– Lydia Miller

"I think there are numerous benefits to participating in high school journalism, and every person takes away something positive from the experience.  Obviously, as a journalism student you vastly enhance your writing skills and understanding of grammar. Journalism also helps you gain confidence and pushes you outside your comfort zone; you learn how to deal with a wide variety of sources and situations in a mature manner. These skills are necessary to succeed both in college and in future careers.

Joining the newspaper staff helped me figure out that journalism was a major I wanted to pursue in college. Because I had so much experience in high school, I felt more prepared to tackle difficult stories for class or for local media outlets at Mizzou. 026 Publications also gave me the opportunity to shape my leadership style and learn how to work with people unlike myself.
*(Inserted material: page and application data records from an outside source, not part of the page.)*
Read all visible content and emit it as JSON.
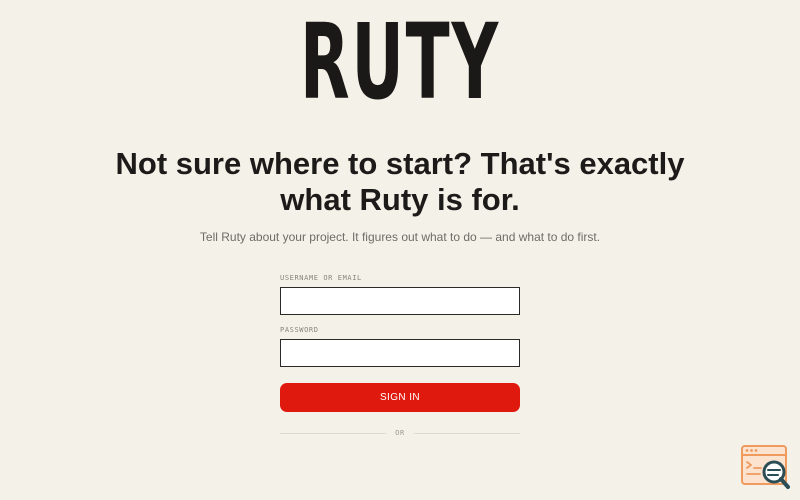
{
  "brand": {
    "logo_text": "RUTY"
  },
  "hero": {
    "headline_line1": "Not sure where to start? That's exactly",
    "headline_line2": "what Ruty is for.",
    "subtitle": "Tell Ruty about your project. It figures out what to do — and what to do first."
  },
  "login_form": {
    "username_label": "USERNAME OR EMAIL",
    "username_value": "",
    "password_label": "PASSWORD",
    "password_value": "",
    "sign_in_label": "SIGN IN",
    "divider_text": "OR"
  },
  "colors": {
    "background": "#f4f1e8",
    "accent": "#e0190e",
    "text": "#1c1b19"
  },
  "icons": {
    "corner_badge": "browser-search-icon"
  }
}
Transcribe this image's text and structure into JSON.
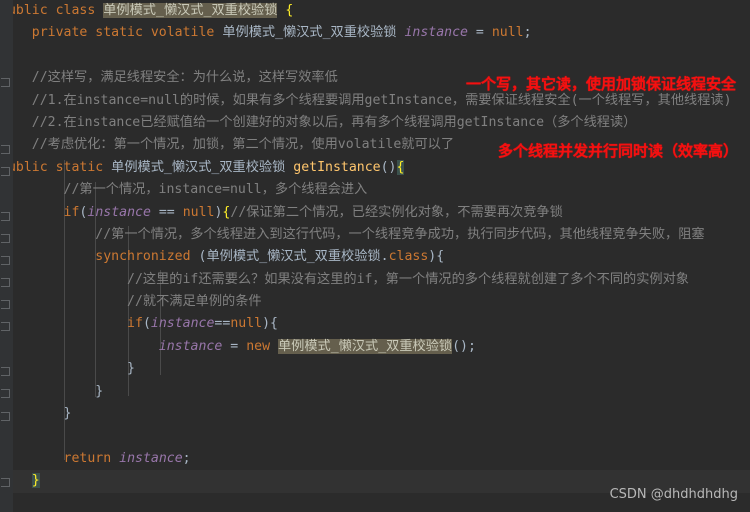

I have been able to transfer these leadership and interpersonal skills to non-journalism related roles at school and internships. Overall, high school journalism was a great experience, and I would definitely recommend it."
– Danielle Karstens

"The main thing that I gained from being on newspaper and yearbook was the fact that anything is possible if you just put your mind to it. The vision is yours. Just because one person may tell you no doesn’t mean that the ball stops there. You look for alternate ways to accomplish your story or your photo. Even though you don’t have a huge portfolio of work doesn’t mean that you are any less of a person than those who have been in the business for years and years. In my short time in HS Publications I was many to see and cover once-in-a-lifetime events, whether it was getting press passes to the State Wrestling event or  on a national level like Presidential debates or Caucuses. The biggest thing that I learned or gained is that anything is possible. You just have to want it and have the drive to accomplish it."
– Ryan Gruber

The Student News Website of Francis Howell North High School.
More of what former staffers have said about being a part of FHN Media